In an attempt to make prescription drug warnings more readily understandable by consumers, decision-makers at the FDA last week ordered prescription drug manufacturers to start following new guidelines that should make the fine-print of prescription ads more consumer-friendly. In other words, warning labels should be more ergonomic.
Honing in on the fine print of prescription-drug print ads and the difficulties consumers may have reading and understanding any associated warnings, the FDA’s new guidelines recommend the following:
- lay terms rather than medical jargon in warnings so a potential user of the prescription drug can comprehend the list of possible side-effects;

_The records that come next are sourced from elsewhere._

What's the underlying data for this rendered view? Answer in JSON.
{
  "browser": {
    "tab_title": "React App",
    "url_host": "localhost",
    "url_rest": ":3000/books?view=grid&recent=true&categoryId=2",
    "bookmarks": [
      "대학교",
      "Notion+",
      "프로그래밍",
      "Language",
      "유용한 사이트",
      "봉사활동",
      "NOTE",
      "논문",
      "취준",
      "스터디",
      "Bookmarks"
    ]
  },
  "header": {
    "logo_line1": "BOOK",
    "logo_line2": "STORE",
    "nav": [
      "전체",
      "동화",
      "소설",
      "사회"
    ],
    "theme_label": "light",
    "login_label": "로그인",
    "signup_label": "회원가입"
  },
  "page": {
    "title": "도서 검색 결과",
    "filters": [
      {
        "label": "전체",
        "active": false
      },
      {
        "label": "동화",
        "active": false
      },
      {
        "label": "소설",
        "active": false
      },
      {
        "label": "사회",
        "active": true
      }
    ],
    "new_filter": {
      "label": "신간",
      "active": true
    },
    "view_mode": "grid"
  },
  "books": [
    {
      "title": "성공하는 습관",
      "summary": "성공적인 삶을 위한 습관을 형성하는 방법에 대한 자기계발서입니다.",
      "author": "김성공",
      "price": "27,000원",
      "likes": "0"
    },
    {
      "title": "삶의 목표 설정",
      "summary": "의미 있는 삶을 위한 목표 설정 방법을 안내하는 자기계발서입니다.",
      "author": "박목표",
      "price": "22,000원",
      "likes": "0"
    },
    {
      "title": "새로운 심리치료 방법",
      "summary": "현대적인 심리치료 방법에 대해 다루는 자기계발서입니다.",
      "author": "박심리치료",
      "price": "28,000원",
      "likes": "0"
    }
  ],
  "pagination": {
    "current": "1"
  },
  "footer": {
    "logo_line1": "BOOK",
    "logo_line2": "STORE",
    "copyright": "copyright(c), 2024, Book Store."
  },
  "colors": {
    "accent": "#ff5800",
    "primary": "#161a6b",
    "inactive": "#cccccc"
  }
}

- a reorganization of ads to put the most common risks and potentially lifesaving information at the beginning of the ad’s warning statements;
- bigger font sizes for warnings, thereby improving readability; and
- relocation of the warnings and side-effects to the same page as the ad rather than behind it.
The motivation behind the new guidelines are to create something patients will both read and understand, something the FDA believes is not presently the case. Patients do not read the lengthy warnings, the FDA said, and when they try, the guidance given is often not understood.
The FDA also believes there may a positive side-effect for drug manufacturers